of an amiable character in private life, and the Doctors Beccari, Jacconi, Galli, and possessed of great sensibility, which he had especially the Professor Galeazzi, who re the misfortune of being called to display on ceived him into his house, and gave him his the death of his wife in 1790, an event daughter in marriage. In 1762, he sus

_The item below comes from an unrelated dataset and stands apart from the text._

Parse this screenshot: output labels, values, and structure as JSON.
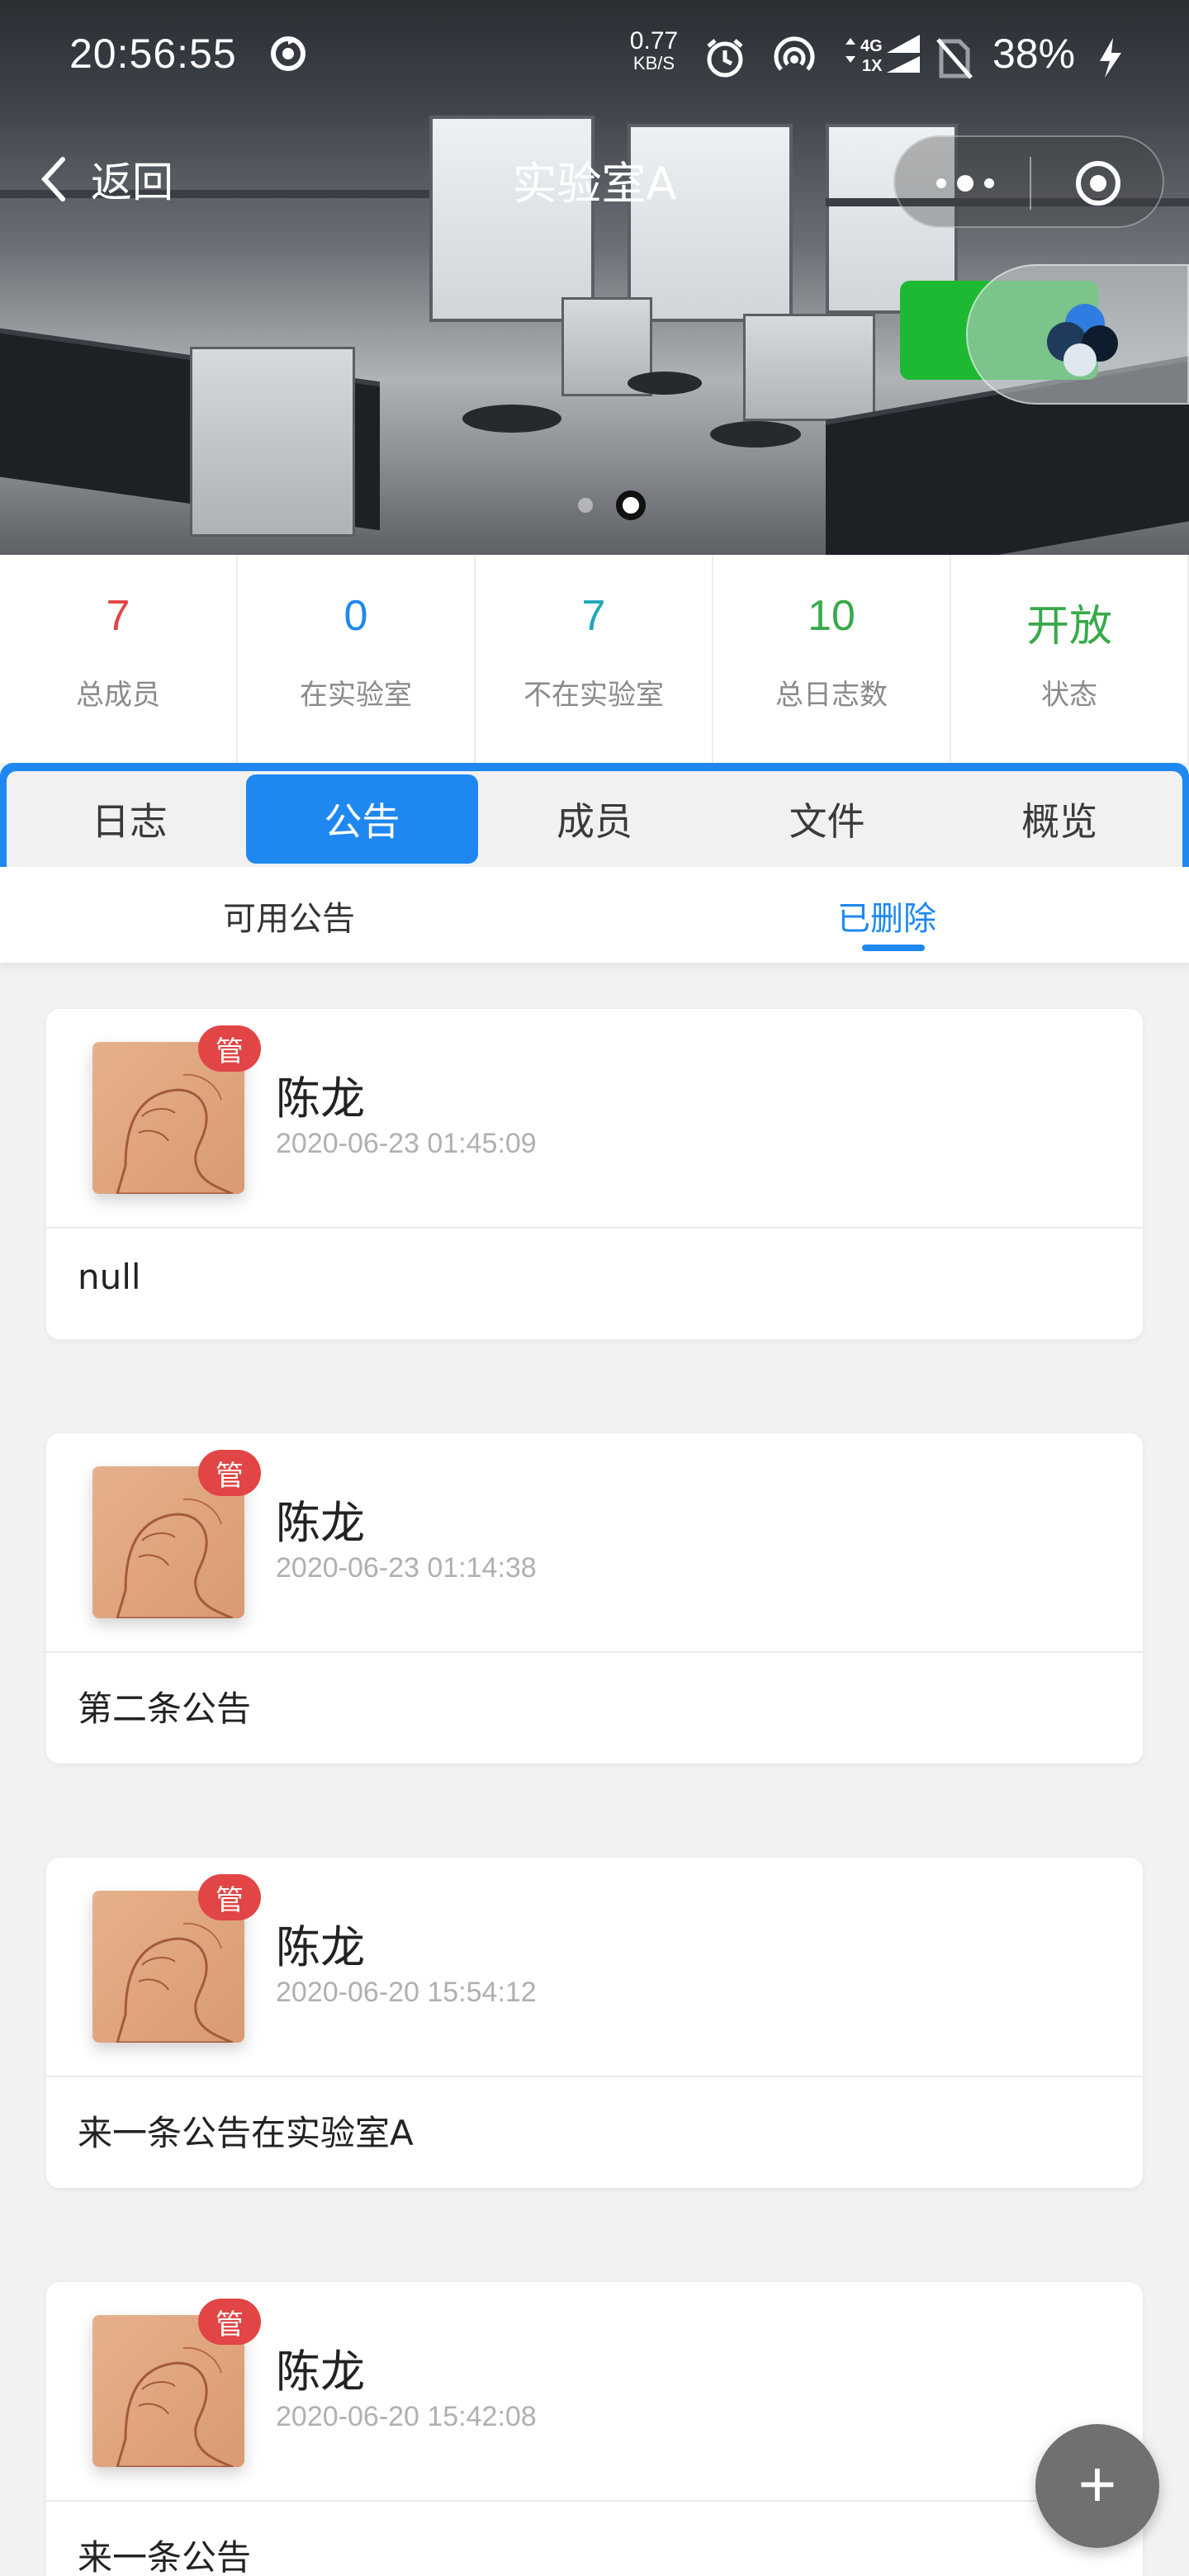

which threw him into a profound melantained with reputation an inaugural thesis choly. He rarely suffered a day to pass “ De Ossibus," and was then created pub- without visiting her tomb in the nunuery of lic lecturer in the University of Bologna, St. Catherine, and pouring out his prayers and appointed reader in anatomy to the ina and lamentations over her remains. He stitute in that city. His excellent method was always, indeed, punctual in practising of lecturing drew a crowd of auditors; and the minutest rites of his religion, the early he employed his leisure in experiments and strong impressions of which never left him, in the study of comparative anatomy. He and this attachment to religion was probamade a number of curious observations on bly the cause of steadily refusing to take the the urinary organs, and on the organ of civic oath exacted by the new constitution hearing in birds, which were published in of the Cisalpine Republic, in consequence the Memoirs of the Institute. His reputa- of which he incurred the deprivation of his tion, as an anatomist and physiologist, was posts and dignities. A prey to melancholy, established in the schools of Italy, when and reduced almost to indigence, he retired accident gave birth to the discovery which to the house of his brother James, a man of has immortalised his name. His beloved very respectable character,and there fell into wife, with whom he lived many years in a state of languor and almost imbecility. The the tenderest union, was at this time in a republican governors, probably ashamed of declining state of health. As a restorative, their conduct towards such a man, passed she made use of a soup of frogs ; and some a decree for his restoration to his profesof these animals, skinned for the purpose, sional chair and its emoluments ; but it happened to lie upon a table in her hus- then was too late. He died on November